== Task prompt ==
Search the records for lines with the word "when" and copy each match.

== Data extracts ==

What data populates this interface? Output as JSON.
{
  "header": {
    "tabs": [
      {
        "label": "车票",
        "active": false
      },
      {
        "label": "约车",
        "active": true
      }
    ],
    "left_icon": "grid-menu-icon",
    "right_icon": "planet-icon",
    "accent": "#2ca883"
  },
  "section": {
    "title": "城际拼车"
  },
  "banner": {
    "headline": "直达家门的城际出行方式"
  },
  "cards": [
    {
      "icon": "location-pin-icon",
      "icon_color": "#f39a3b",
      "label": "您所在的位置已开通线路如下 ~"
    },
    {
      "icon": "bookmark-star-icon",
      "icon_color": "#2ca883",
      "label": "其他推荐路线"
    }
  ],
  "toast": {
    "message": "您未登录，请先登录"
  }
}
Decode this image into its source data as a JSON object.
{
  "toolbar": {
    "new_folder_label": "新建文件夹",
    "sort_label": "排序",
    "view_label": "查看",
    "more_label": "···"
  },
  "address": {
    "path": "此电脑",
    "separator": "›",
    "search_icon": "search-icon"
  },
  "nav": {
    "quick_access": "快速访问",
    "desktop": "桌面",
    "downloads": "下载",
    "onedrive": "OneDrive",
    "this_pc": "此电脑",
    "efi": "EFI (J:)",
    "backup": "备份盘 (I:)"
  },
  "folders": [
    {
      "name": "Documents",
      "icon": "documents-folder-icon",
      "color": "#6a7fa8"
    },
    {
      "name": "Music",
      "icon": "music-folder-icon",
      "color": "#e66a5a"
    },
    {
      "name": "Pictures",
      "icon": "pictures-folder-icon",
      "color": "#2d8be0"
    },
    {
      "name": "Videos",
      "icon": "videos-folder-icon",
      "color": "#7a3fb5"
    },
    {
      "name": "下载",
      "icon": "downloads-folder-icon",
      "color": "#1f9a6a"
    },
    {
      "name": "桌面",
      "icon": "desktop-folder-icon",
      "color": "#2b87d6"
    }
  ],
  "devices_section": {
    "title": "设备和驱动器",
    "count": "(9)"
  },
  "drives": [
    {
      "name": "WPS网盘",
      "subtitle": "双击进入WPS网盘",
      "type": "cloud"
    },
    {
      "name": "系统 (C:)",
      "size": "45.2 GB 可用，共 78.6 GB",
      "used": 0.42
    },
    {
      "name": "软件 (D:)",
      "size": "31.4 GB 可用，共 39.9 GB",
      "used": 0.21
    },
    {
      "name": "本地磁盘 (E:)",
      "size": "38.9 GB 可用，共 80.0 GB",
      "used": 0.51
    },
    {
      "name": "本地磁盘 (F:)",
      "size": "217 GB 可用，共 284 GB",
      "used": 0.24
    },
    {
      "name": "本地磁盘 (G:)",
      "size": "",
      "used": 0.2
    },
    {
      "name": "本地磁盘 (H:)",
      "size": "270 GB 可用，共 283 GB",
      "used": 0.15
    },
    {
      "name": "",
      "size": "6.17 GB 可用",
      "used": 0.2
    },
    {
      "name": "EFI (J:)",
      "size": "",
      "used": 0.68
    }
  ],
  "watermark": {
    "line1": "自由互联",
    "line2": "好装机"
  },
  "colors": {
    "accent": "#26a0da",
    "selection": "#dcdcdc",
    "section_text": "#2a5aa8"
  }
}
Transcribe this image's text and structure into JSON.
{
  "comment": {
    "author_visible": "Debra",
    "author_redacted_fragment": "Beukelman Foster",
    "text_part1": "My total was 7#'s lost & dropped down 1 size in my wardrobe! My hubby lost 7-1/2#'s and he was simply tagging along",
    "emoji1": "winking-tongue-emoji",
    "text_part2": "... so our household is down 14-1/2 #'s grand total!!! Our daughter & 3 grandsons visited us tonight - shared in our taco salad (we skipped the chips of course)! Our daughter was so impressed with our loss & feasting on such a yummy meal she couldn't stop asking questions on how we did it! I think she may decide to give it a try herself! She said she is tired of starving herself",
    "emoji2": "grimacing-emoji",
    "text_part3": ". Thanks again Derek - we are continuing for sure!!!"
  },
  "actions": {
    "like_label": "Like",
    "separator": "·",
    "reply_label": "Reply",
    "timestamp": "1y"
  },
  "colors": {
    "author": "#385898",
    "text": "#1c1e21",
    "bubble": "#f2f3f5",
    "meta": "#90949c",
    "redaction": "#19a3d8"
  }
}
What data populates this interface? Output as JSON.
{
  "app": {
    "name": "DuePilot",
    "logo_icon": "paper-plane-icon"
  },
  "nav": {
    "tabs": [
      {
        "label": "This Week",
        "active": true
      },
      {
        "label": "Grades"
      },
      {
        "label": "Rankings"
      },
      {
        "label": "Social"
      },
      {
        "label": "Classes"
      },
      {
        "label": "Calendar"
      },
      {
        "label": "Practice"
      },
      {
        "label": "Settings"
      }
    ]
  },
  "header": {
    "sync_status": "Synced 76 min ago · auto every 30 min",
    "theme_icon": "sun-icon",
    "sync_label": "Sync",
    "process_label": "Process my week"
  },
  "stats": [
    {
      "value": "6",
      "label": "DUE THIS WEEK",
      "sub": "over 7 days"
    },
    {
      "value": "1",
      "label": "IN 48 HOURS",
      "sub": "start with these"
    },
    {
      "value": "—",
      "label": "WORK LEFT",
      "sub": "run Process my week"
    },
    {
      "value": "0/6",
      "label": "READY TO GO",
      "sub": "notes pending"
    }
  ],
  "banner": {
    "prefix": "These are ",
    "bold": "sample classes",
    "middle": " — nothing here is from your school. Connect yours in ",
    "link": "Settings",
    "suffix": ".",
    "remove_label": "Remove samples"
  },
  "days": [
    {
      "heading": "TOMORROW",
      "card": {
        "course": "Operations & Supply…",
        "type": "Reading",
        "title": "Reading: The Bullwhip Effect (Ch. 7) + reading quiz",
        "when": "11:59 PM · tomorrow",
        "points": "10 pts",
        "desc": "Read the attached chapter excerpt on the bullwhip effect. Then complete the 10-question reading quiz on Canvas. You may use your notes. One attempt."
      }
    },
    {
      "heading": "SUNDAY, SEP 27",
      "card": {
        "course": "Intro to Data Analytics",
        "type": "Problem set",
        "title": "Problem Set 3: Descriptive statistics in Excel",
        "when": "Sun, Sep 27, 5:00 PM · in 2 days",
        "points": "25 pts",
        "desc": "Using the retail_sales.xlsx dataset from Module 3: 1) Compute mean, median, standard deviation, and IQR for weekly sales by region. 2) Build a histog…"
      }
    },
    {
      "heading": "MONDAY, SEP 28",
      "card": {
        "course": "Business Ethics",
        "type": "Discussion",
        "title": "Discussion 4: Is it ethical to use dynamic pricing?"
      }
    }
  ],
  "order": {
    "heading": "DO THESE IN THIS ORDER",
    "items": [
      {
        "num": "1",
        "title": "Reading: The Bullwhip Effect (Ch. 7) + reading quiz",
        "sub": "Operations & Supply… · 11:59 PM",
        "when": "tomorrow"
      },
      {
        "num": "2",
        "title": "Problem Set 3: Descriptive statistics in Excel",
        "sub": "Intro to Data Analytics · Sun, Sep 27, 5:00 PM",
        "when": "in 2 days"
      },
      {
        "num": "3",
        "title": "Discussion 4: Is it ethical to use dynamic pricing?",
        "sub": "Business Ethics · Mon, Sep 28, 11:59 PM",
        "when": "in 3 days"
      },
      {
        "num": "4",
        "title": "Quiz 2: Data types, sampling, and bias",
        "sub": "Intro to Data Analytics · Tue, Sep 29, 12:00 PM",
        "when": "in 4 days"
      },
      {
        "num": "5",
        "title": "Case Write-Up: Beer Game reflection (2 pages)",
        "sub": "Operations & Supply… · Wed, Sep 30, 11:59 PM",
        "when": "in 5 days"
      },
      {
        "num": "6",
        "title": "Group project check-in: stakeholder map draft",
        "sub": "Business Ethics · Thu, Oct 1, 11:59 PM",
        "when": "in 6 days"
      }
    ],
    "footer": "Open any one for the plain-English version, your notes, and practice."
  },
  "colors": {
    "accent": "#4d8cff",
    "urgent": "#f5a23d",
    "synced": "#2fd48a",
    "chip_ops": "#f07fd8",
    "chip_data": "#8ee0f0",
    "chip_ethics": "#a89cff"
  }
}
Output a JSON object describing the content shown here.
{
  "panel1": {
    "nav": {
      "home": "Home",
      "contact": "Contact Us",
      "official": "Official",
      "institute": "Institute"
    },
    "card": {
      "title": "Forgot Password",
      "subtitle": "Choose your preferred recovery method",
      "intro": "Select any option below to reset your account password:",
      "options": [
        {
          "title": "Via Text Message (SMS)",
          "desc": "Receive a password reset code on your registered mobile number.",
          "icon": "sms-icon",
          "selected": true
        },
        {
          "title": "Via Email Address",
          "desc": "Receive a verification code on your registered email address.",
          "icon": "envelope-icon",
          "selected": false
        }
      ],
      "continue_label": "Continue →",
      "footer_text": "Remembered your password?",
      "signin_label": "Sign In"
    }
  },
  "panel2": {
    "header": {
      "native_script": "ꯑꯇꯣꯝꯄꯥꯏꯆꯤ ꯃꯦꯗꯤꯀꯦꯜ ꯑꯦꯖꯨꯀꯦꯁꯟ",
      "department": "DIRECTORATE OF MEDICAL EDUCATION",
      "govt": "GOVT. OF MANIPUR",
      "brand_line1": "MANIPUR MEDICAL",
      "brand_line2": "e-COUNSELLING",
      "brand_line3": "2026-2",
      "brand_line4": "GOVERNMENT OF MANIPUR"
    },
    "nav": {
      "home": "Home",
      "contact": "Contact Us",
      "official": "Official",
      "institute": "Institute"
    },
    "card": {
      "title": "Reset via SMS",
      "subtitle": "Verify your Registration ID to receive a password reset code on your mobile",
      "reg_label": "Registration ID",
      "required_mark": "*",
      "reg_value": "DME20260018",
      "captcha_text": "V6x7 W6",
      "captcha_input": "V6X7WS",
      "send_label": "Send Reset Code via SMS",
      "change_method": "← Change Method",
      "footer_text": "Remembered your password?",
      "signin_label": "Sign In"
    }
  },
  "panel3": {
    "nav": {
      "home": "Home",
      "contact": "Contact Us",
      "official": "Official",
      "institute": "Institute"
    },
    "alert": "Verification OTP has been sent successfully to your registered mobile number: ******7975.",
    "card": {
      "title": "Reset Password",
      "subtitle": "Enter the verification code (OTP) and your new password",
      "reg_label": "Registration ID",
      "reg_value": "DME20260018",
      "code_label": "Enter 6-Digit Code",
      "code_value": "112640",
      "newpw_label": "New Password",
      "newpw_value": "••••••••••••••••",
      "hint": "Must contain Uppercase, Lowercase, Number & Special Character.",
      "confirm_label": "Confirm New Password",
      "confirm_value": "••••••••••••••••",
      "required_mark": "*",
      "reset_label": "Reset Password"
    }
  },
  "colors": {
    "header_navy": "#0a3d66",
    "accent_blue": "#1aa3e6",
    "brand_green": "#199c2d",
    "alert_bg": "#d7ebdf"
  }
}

== Answer below ==
        "when": "11:59 PM · tomorrow",
        "when": "Sun, Sep 27, 5:00 PM · in 2 days",
        "when": "tomorrow"
        "when": "in 2 days"
        "when": "in 3 days"
        "when": "in 4 days"
        "when": "in 5 days"
        "when": "in 6 days"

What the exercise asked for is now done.